(Description of the task) Please count the lines in the data below that hold the word "offer", and give only the number.

(Source information)
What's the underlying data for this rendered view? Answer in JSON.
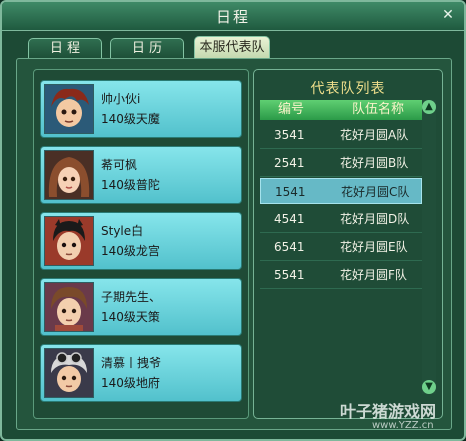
{
  "window": {
    "title": "日程"
  },
  "tabs": [
    {
      "label": "日 程"
    },
    {
      "label": "日 历"
    },
    {
      "label": "本服代表队",
      "active": true
    }
  ],
  "members": [
    {
      "name": "帅小伙i",
      "level": "140级天魔",
      "avatar": "avatar-boy-red-hair"
    },
    {
      "name": "莃可枫",
      "level": "140级普陀",
      "avatar": "avatar-girl-brown-hair"
    },
    {
      "name": "Style白",
      "level": "140级龙宫",
      "avatar": "avatar-boy-black-hair"
    },
    {
      "name": "子期先生、",
      "level": "140级天策",
      "avatar": "avatar-boy-brown-hair"
    },
    {
      "name": "清慕丨拽爷",
      "level": "140级地府",
      "avatar": "avatar-boy-goggles"
    }
  ],
  "team_list": {
    "title": "代表队列表",
    "columns": [
      "编号",
      "队伍名称"
    ],
    "rows": [
      {
        "id": "3541",
        "name": "花好月圆A队"
      },
      {
        "id": "2541",
        "name": "花好月圆B队"
      },
      {
        "id": "1541",
        "name": "花好月圆C队",
        "selected": true
      },
      {
        "id": "4541",
        "name": "花好月圆D队"
      },
      {
        "id": "6541",
        "name": "花好月圆E队"
      },
      {
        "id": "5541",
        "name": "花好月圆F队"
      }
    ]
  },
  "watermark": {
    "text": "叶子猪游戏网",
    "url": "www.YZZ.cn"
  },
  "colors": {
    "frame": "#1d4a35",
    "accent": "#f0df8c",
    "member_card": "#6fd8e0",
    "selected_row": "#66b9c6"
  }
}
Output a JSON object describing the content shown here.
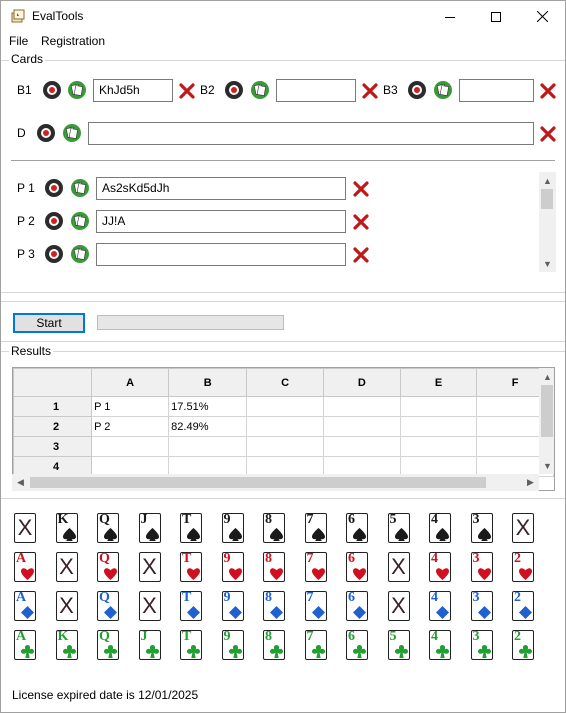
{
  "window": {
    "title": "EvalTools",
    "minimize_icon": "minimize-icon",
    "maximize_icon": "maximize-icon",
    "close_icon": "close-icon"
  },
  "menu": {
    "file": "File",
    "registration": "Registration"
  },
  "cards_group": {
    "label": "Cards",
    "board": [
      {
        "label": "B1",
        "value": "KhJd5h"
      },
      {
        "label": "B2",
        "value": ""
      },
      {
        "label": "B3",
        "value": ""
      }
    ],
    "dead": {
      "label": "D",
      "value": ""
    },
    "players": [
      {
        "label": "P 1",
        "value": "As2sKd5dJh"
      },
      {
        "label": "P 2",
        "value": "JJ!A"
      },
      {
        "label": "P 3",
        "value": ""
      }
    ]
  },
  "actions": {
    "start_label": "Start",
    "progress": 0
  },
  "results": {
    "label": "Results",
    "columns": [
      "A",
      "B",
      "C",
      "D",
      "E",
      "F"
    ],
    "rows": [
      {
        "num": "1",
        "cells": [
          "P 1",
          "17.51%",
          "",
          "",
          "",
          ""
        ]
      },
      {
        "num": "2",
        "cells": [
          "P 2",
          "82.49%",
          "",
          "",
          "",
          ""
        ]
      },
      {
        "num": "3",
        "cells": [
          "",
          "",
          "",
          "",
          "",
          ""
        ]
      },
      {
        "num": "4",
        "cells": [
          "",
          "",
          "",
          "",
          "",
          ""
        ]
      }
    ]
  },
  "deck": {
    "colors": {
      "spade": "#1a1a1a",
      "heart": "#d01020",
      "diamond": "#2060d0",
      "club": "#20a030"
    },
    "rows": [
      {
        "suit": "spade",
        "cards": [
          "X",
          "K",
          "Q",
          "J",
          "T",
          "9",
          "8",
          "7",
          "6",
          "5",
          "4",
          "3",
          "X"
        ]
      },
      {
        "suit": "heart",
        "cards": [
          "A",
          "X",
          "Q",
          "X",
          "T",
          "9",
          "8",
          "7",
          "6",
          "X",
          "4",
          "3",
          "2"
        ]
      },
      {
        "suit": "diamond",
        "cards": [
          "A",
          "X",
          "Q",
          "X",
          "T",
          "9",
          "8",
          "7",
          "6",
          "X",
          "4",
          "3",
          "2"
        ]
      },
      {
        "suit": "club",
        "cards": [
          "A",
          "K",
          "Q",
          "J",
          "T",
          "9",
          "8",
          "7",
          "6",
          "5",
          "4",
          "3",
          "2"
        ]
      }
    ]
  },
  "status": {
    "license": "License expired date is 12/01/2025"
  }
}
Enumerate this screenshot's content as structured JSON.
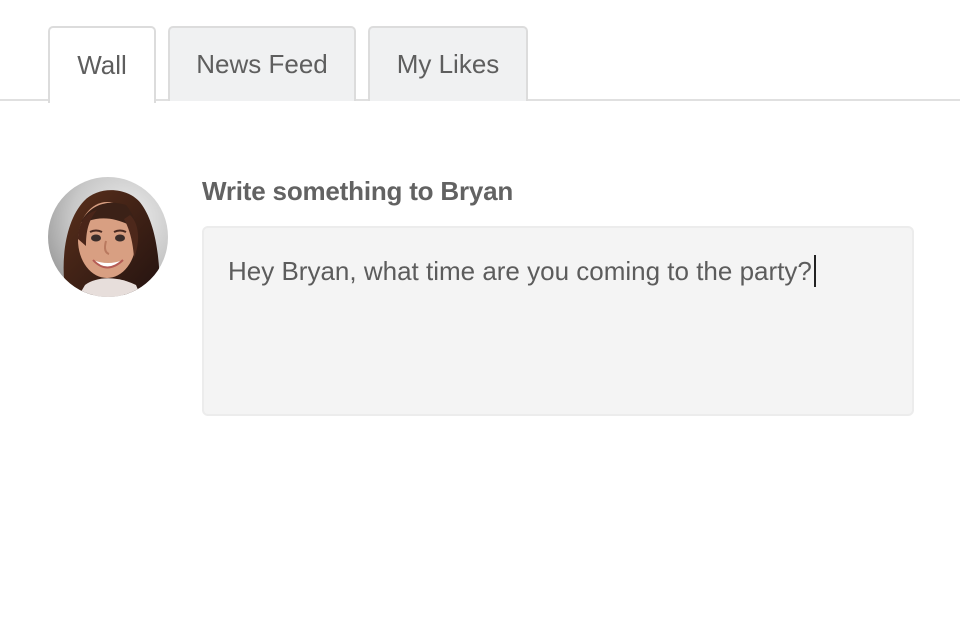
{
  "tabs": [
    {
      "label": "Wall",
      "active": true
    },
    {
      "label": "News Feed",
      "active": false
    },
    {
      "label": "My Likes",
      "active": false
    }
  ],
  "composer": {
    "label": "Write something to Bryan",
    "value": "Hey Bryan, what time are you coming to the party?"
  },
  "avatar": {
    "icon": "user-photo"
  },
  "colors": {
    "tab_background": "#f0f1f2",
    "active_tab_background": "#ffffff",
    "input_background": "#f4f4f4",
    "text": "#5e5e5e"
  }
}
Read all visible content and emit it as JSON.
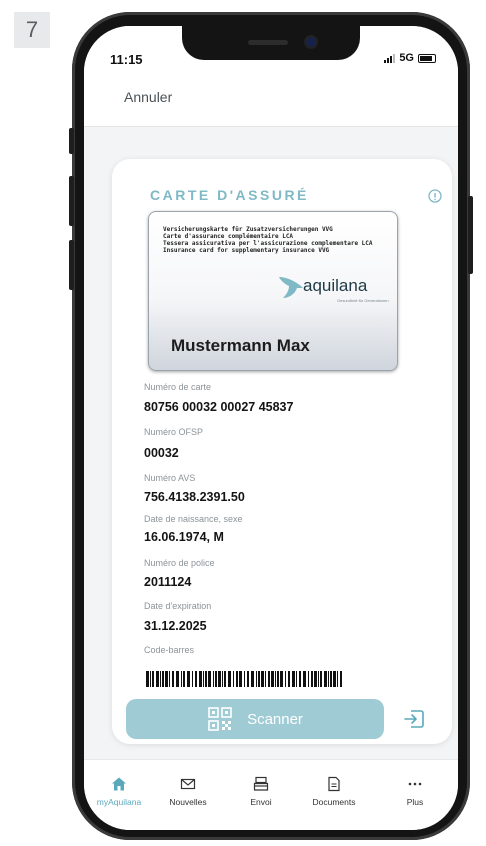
{
  "step_number": "7",
  "status_bar": {
    "time": "11:15",
    "network": "5G"
  },
  "header": {
    "cancel_label": "Annuler"
  },
  "card": {
    "title": "CARTE D'ASSURÉ",
    "insurance_card": {
      "lines": [
        "Versicherungskarte für Zusatzversicherungen VVG",
        "Carte d'assurance complémentaire LCA",
        "Tessera assicurativa per l'assicurazione complementare LCA",
        "Insurance card for supplementary insurance VVG"
      ],
      "brand": "aquilana",
      "tagline": "Gesundheit für Generationen",
      "holder_name": "Mustermann Max"
    },
    "fields": [
      {
        "label": "Numéro de carte",
        "value": "80756 00032 00027 45837"
      },
      {
        "label": "Numéro OFSP",
        "value": "00032"
      },
      {
        "label": "Numéro AVS",
        "value": "756.4138.2391.50"
      },
      {
        "label": "Date de naissance, sexe",
        "value": "16.06.1974, M"
      },
      {
        "label": "Numéro de police",
        "value": "2011124"
      },
      {
        "label": "Date d'expiration",
        "value": "31.12.2025"
      }
    ],
    "barcode_label": "Code-barres",
    "scan_button_label": "Scanner"
  },
  "tabbar": {
    "tabs": [
      {
        "label": "myAquilana",
        "icon": "home-icon",
        "active": true
      },
      {
        "label": "Nouvelles",
        "icon": "mail-icon",
        "active": false
      },
      {
        "label": "Envoi",
        "icon": "send-icon",
        "active": false
      },
      {
        "label": "Documents",
        "icon": "document-icon",
        "active": false
      },
      {
        "label": "Plus",
        "icon": "more-icon",
        "active": false
      }
    ]
  },
  "colors": {
    "accent": "#7fb9c6",
    "button": "#9fcbd5",
    "active_tab": "#5aa9ba"
  }
}
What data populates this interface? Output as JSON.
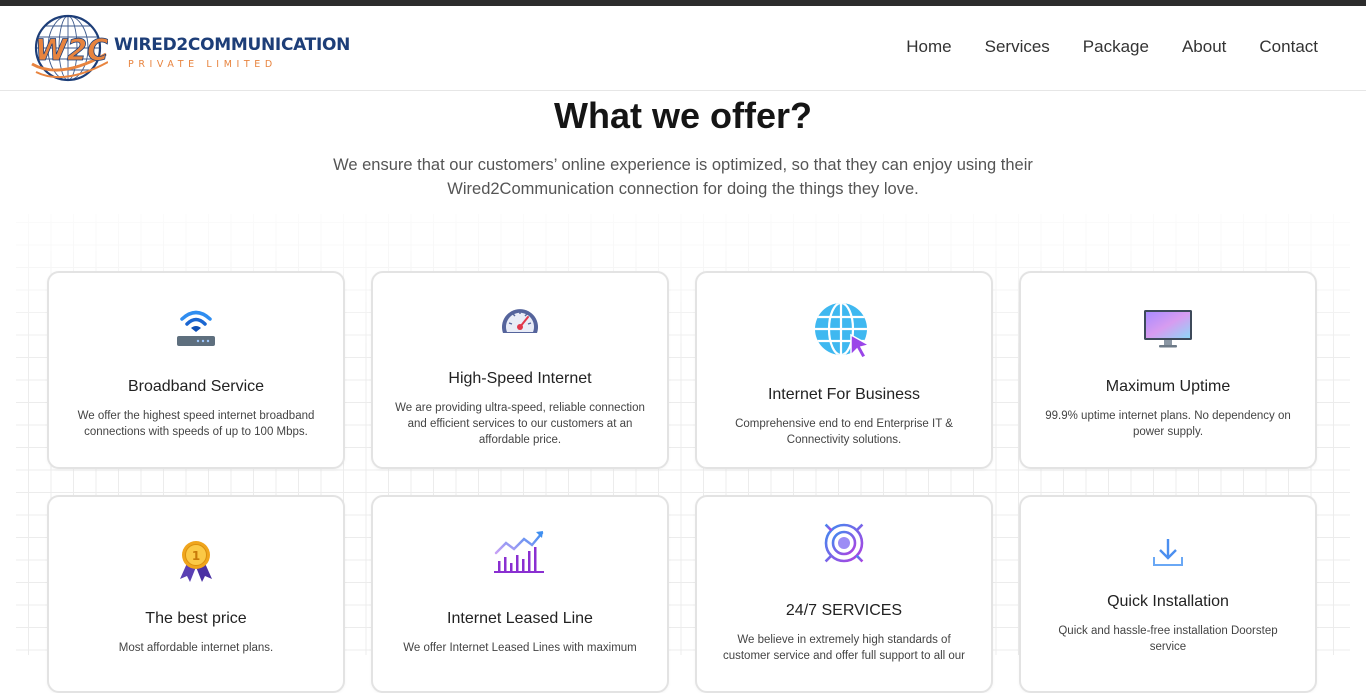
{
  "brand": {
    "logo_letters": "W2C",
    "name": "WIRED2COMMUNICATION",
    "subtitle": "PRIVATE LIMITED"
  },
  "nav": {
    "items": [
      {
        "label": "Home"
      },
      {
        "label": "Services"
      },
      {
        "label": "Package"
      },
      {
        "label": "About"
      },
      {
        "label": "Contact"
      }
    ]
  },
  "section": {
    "title": "What we offer?",
    "description": "We ensure that our customers’ online experience is optimized, so that they can enjoy using their Wired2Communication connection for doing the things they love."
  },
  "services": [
    {
      "title": "Broadband Service",
      "description": "We offer the highest speed internet broadband connections with speeds of up to 100 Mbps.",
      "icon": "wifi-router-icon"
    },
    {
      "title": "High-Speed Internet",
      "description": "We are providing ultra-speed, reliable connection and efficient services to our customers at an affordable price.",
      "icon": "speedometer-icon"
    },
    {
      "title": "Internet For Business",
      "description": "Comprehensive end to end Enterprise IT & Connectivity solutions.",
      "icon": "globe-cursor-icon"
    },
    {
      "title": "Maximum Uptime",
      "description": "99.9% uptime internet plans. No dependency on power supply.",
      "icon": "monitor-icon"
    },
    {
      "title": "The best price",
      "description": "Most affordable internet plans.",
      "icon": "medal-icon"
    },
    {
      "title": "Internet Leased Line",
      "description": "We offer Internet Leased Lines with maximum",
      "icon": "growth-chart-icon"
    },
    {
      "title": "24/7 SERVICES",
      "description": "We believe in extremely high standards of customer service and offer full support to all our",
      "icon": "gear-icon"
    },
    {
      "title": "Quick Installation",
      "description": "Quick and hassle-free installation Doorstep service",
      "icon": "download-icon"
    }
  ],
  "colors": {
    "brand_blue": "#1d3e78",
    "brand_orange": "#e8843f",
    "topbar": "#2c2c2c"
  }
}
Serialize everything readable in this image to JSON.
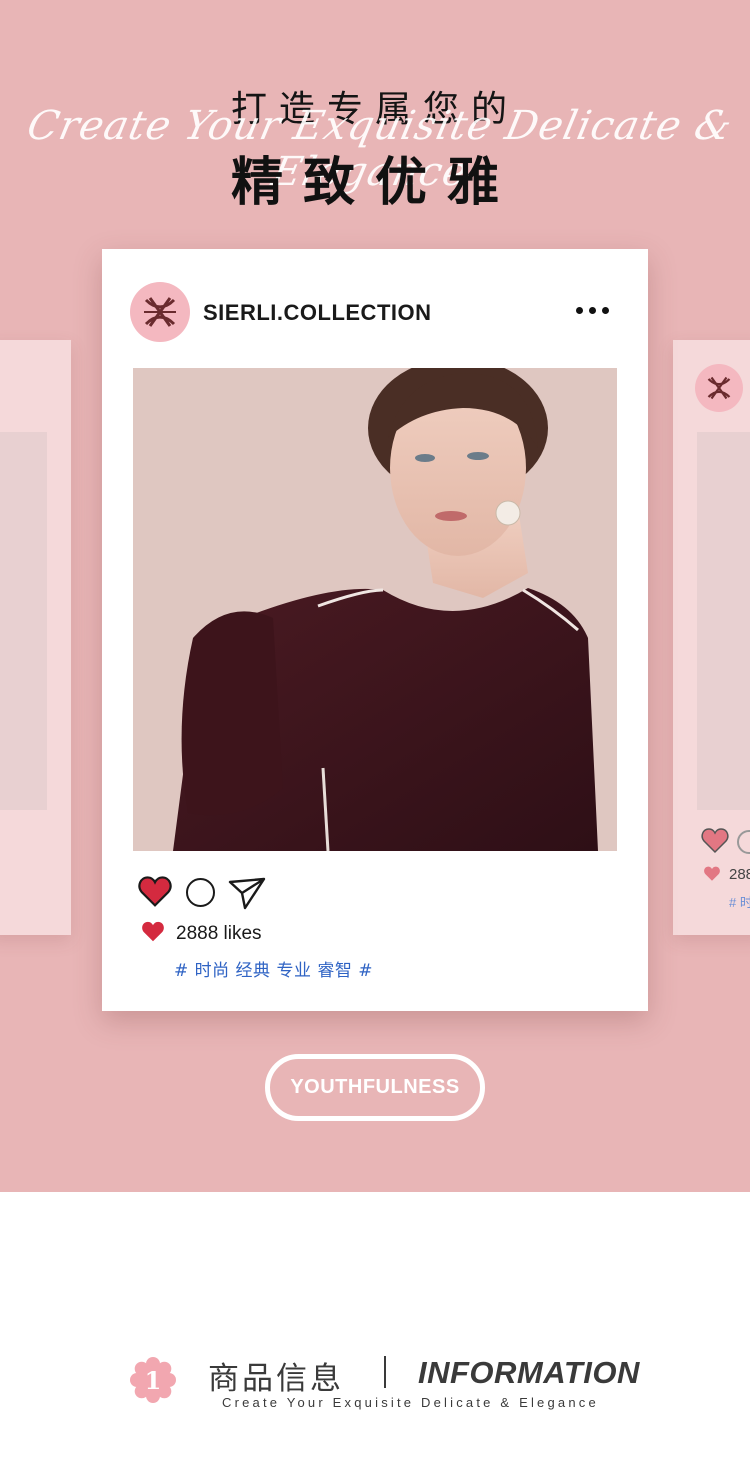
{
  "header": {
    "title_line1": "打造专属您的",
    "script_tagline": "Create Your Exquisite Delicate & Elegance",
    "title_line2": "精致优雅"
  },
  "post": {
    "account_name": "SIERLI.COLLECTION",
    "logo_icon": "sierli-monogram-icon",
    "more_icon": "more-dots-icon",
    "image_alt": "model-wearing-burgundy-blouse",
    "actions": [
      {
        "icon": "heart-icon",
        "color": "#d42a3f"
      },
      {
        "icon": "comment-icon"
      },
      {
        "icon": "share-icon"
      }
    ],
    "likes_count": "2888",
    "likes_text": "2888 likes",
    "hashtags": "# 时尚 经典 专业 睿智 #"
  },
  "ghost_right": {
    "likes_partial": "288",
    "tag_partial": "# 时"
  },
  "badge_pill": {
    "label": "YOUTHFULNESS"
  },
  "info_section": {
    "number": "1",
    "title_cn": "商品信息",
    "title_en": "INFORMATION",
    "subtitle": "Create Your Exquisite Delicate & Elegance"
  },
  "colors": {
    "hero_background": "#e8b5b6",
    "heart_red": "#d42a3f",
    "hashtag_blue": "#2f63c4",
    "logo_pink": "#f4b8c0",
    "badge_pink": "#f2a7b0"
  }
}
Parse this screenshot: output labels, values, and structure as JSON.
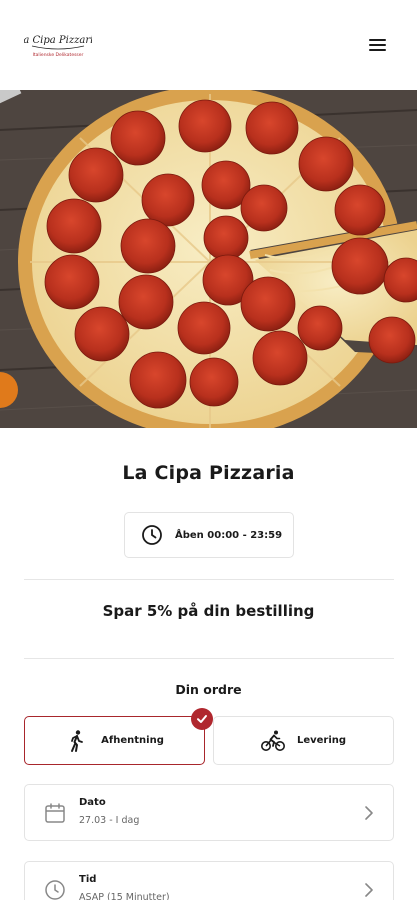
{
  "brand": {
    "name": "La Cipa Pizzaria",
    "tagline": "Italienske Delikatesser"
  },
  "restaurant": {
    "name": "La Cipa Pizzaria",
    "hours": "Åben 00:00 - 23:59"
  },
  "promo": "Spar 5% på din bestilling",
  "order": {
    "heading": "Din ordre",
    "options": [
      {
        "label": "Afhentning",
        "icon": "walking-person-icon",
        "selected": true
      },
      {
        "label": "Levering",
        "icon": "cyclist-icon",
        "selected": false
      }
    ],
    "date": {
      "label": "Dato",
      "value": "27.03 - I dag"
    },
    "time": {
      "label": "Tid",
      "value": "ASAP (15 Minutter)"
    }
  },
  "colors": {
    "accent": "#b0272e",
    "text": "#1a1a1a",
    "border": "#e3e3e3"
  }
}
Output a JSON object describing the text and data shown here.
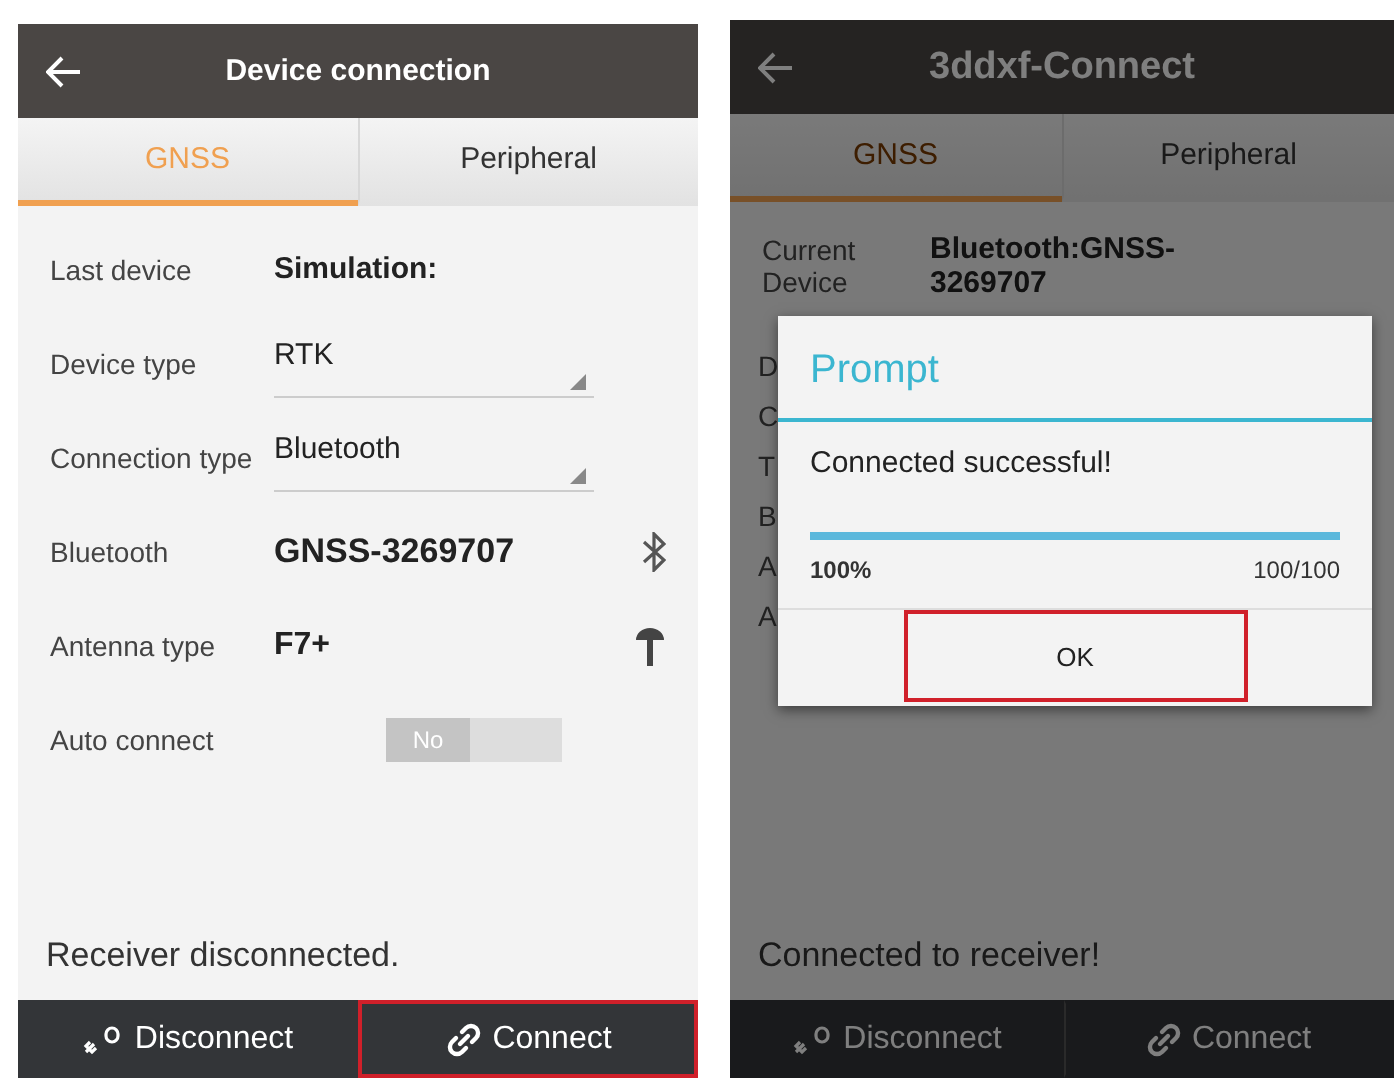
{
  "screens": [
    {
      "title": "Device connection",
      "tabs": [
        {
          "label": "GNSS",
          "selected": true
        },
        {
          "label": "Peripheral",
          "selected": false
        }
      ],
      "fields": [
        {
          "kind": "text",
          "label": "Last device",
          "value": "Simulation:"
        },
        {
          "kind": "dropdown",
          "label": "Device type",
          "value": "RTK"
        },
        {
          "kind": "dropdown",
          "label": "Connection type",
          "value": "Bluetooth"
        },
        {
          "kind": "bluetooth",
          "label": "Bluetooth",
          "value": "GNSS-3269707"
        },
        {
          "kind": "antenna",
          "label": "Antenna type",
          "value": "F7+"
        },
        {
          "kind": "toggle",
          "label": "Auto connect",
          "value": "No",
          "on": false
        }
      ],
      "status": "Receiver disconnected.",
      "buttons": [
        {
          "kind": "disconnect",
          "label": "Disconnect",
          "highlighted": false
        },
        {
          "kind": "connect",
          "label": "Connect",
          "highlighted": true
        }
      ]
    },
    {
      "title": "3ddxf-Connect",
      "tabs": [
        {
          "label": "GNSS",
          "selected": true
        },
        {
          "label": "Peripheral",
          "selected": false
        }
      ],
      "fields": [
        {
          "kind": "text",
          "label": "Current Device",
          "value": "Bluetooth:GNSS-3269707"
        },
        {
          "kind": "partial",
          "label": "D"
        },
        {
          "kind": "partial",
          "label": "C"
        },
        {
          "kind": "partial",
          "label": "T"
        },
        {
          "kind": "partial",
          "label": "B"
        },
        {
          "kind": "partial",
          "label": "A"
        },
        {
          "kind": "partial",
          "label": "A"
        }
      ],
      "status": "Connected to receiver!",
      "buttons": [
        {
          "kind": "disconnect",
          "label": "Disconnect",
          "highlighted": false
        },
        {
          "kind": "connect",
          "label": "Connect",
          "highlighted": false
        }
      ],
      "dialog": {
        "title": "Prompt",
        "message": "Connected successful!",
        "level": 1,
        "percent": "100%",
        "count": "100/100",
        "button": {
          "label": "OK",
          "highlighted": true
        }
      }
    }
  ]
}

(Answer to the exercise) 4